Extracting sub-methods is almost a standard for refactoring. We do it to keep our code clean, sometimes to protect code, and sometimes even for reuse.
In SwiftUI, the benefits carry over and really serve to make your UI code readable and less clunky.
That’s why I would say that extracting views is a must-develop discipline in SwiftUI.
In the short term, getting into the habit will keep your view hierarchies from becoming unwieldy. But, in the long run, it also allows you to take those subviews and use them elsewhere as custom views, either by referencing them directly or using them as a starting point by copy-pasting them elsewhere.
To make my point, this was not always simple in storyboards/IB.
Let’s say you wanted to copy a cell over for a
TableView. It almost always felt like a gamble — it would be smooth or wreak havoc on your constraints and outlets.
Whereas, using an extracted cell in SwiftUI is as simple as referencing it directly, or copy-pasting, editing, and using it as an ordinary method.
Refactoring Is Better Now Than Later
The refactoring features (specifically in the CMD+click menu) are pretty nice… but may not be immediately obvious.
I hate to say it, but it’s a weakness in the editor. The reason for that is because you can’t actually refactor multiple lines of views, only the view you clicked on.
Let me explain why this can be frustrating but can also be avoided.
Let’s say you have a collection of views you want to extract to a subview for cleanliness and reuse.
The key here is that they need to be wrapped in a view (can be a view, stack,
NavigationButton, etc.) because you are making a
SubView. It feels like it’s one of the reasons why you can’t CMD+click a group of views.
But then, wouldn’t it be nice to use the embed in an
<Embeddable View> feature and then extract?
Well, again, you can only focus on the view you click on, so if you take that route, you’ll still need to move the other views into your new embed. It’s this kind of drawback that takes the sheen off what is otherwise a nice refactoring toolset.
These are just some of the things I found messing around with the Beta, I’m sure there are other nuggets and gems to be found.
I’m also certain that some of these could very well change by the time Xcode 11 goes golden.
The biggest advantage to having these tips in the back of your mind is that it can help you get into the new mindset that SwiftUI is calling developers to have.
Apple is essentially declaring that they have accepted that reactive UI development is the new standard.

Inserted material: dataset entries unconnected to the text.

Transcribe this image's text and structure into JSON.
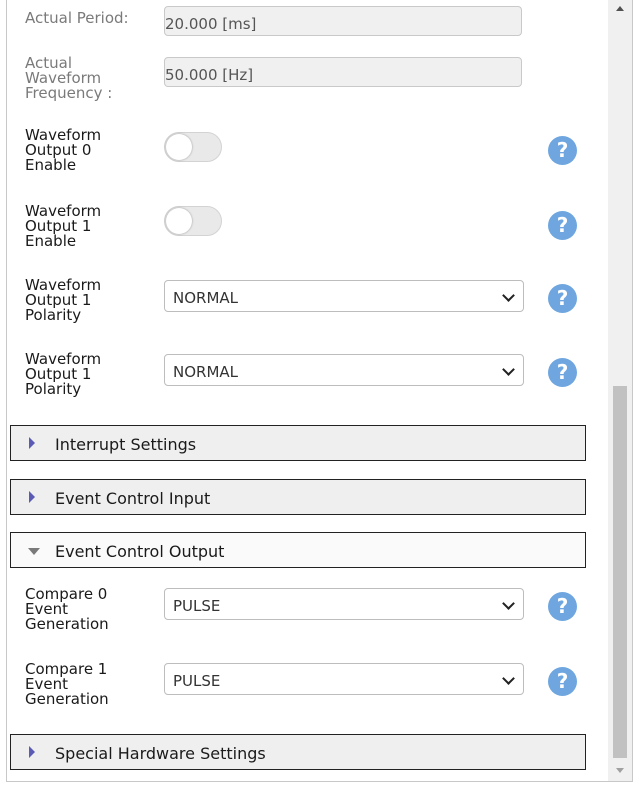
{
  "actual_period": {
    "label": "Actual Period:",
    "value": "20.000 [ms]"
  },
  "actual_freq": {
    "label": "Actual\nWaveform\nFrequency :",
    "value": "50.000 [Hz]"
  },
  "wf0_enable": {
    "label": "Waveform\nOutput 0\nEnable",
    "state": "off"
  },
  "wf1_enable": {
    "label": "Waveform\nOutput 1\nEnable",
    "state": "off"
  },
  "wf1_polarity_a": {
    "label": "Waveform\nOutput 1\nPolarity",
    "value": "NORMAL"
  },
  "wf1_polarity_b": {
    "label": "Waveform\nOutput 1\nPolarity",
    "value": "NORMAL"
  },
  "sections": {
    "interrupt": "Interrupt Settings",
    "event_input": "Event Control Input",
    "event_output": "Event Control Output",
    "special_hw": "Special Hardware Settings"
  },
  "cmp0": {
    "label": "Compare 0\nEvent\nGeneration",
    "value": "PULSE"
  },
  "cmp1": {
    "label": "Compare 1\nEvent\nGeneration",
    "value": "PULSE"
  },
  "help_glyph": "?",
  "colors": {
    "help": "#6fa6e0",
    "expander_icon": "#5b5bb5",
    "section_border": "#222222"
  }
}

If you come from the world of Angular, React, or Flutter, you’ve already been exposed to that mindset in a sense. But I do like Apple’s take on it and its refinement.
And for my final tip: Go get the Beta and try it yourself!